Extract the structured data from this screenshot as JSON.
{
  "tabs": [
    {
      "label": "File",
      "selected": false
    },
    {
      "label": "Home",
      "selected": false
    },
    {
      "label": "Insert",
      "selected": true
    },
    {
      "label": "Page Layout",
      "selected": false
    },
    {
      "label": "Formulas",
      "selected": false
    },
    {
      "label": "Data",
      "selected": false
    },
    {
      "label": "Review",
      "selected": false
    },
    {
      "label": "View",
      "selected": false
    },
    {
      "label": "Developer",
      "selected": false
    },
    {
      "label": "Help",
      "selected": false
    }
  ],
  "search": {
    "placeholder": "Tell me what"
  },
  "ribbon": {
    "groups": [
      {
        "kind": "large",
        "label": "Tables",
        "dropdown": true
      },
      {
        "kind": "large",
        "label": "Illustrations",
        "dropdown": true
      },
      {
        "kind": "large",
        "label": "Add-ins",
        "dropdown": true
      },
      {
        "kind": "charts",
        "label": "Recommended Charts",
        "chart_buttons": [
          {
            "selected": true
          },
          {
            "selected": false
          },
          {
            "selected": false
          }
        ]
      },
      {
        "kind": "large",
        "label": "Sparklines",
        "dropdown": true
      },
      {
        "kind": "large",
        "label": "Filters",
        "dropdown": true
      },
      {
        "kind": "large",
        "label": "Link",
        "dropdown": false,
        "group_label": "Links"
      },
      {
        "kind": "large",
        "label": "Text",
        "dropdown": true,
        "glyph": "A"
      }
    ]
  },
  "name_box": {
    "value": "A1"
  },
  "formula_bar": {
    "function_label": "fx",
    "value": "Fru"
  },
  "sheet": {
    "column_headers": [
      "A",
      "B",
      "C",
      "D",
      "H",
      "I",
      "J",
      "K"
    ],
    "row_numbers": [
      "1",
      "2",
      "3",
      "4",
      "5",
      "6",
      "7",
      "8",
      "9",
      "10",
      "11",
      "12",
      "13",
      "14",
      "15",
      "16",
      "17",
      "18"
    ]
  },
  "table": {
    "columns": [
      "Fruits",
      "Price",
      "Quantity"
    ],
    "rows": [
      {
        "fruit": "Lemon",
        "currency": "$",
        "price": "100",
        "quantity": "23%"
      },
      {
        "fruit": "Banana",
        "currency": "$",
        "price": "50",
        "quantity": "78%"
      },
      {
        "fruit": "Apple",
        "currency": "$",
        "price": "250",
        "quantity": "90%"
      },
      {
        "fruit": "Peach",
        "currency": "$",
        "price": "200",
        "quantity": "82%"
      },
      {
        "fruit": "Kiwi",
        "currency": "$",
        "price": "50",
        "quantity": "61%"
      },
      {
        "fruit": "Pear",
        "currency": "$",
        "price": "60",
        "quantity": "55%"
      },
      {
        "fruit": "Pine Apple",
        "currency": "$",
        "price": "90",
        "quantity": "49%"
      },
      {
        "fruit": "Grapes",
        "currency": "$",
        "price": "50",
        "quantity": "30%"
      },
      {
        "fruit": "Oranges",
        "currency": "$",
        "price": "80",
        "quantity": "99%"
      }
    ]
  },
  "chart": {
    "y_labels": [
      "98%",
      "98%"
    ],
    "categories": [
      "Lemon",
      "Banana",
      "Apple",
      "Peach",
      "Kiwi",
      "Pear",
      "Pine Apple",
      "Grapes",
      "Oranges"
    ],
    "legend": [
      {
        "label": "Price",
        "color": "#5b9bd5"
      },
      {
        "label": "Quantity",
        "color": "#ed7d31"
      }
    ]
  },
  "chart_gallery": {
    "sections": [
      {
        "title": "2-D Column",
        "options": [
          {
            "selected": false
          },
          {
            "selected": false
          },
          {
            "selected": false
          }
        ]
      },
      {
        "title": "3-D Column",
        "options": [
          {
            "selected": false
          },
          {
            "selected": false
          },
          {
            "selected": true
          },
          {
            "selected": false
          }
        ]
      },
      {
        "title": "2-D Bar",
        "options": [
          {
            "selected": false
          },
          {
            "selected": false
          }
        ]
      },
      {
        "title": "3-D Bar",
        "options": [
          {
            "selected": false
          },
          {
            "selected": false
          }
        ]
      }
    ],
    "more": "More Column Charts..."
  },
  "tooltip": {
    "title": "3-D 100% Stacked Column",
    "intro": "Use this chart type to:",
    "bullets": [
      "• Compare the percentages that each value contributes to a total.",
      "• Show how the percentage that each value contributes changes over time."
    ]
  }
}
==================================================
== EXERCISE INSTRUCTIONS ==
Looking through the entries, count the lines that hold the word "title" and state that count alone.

== EXPECTED ANSWER ==
5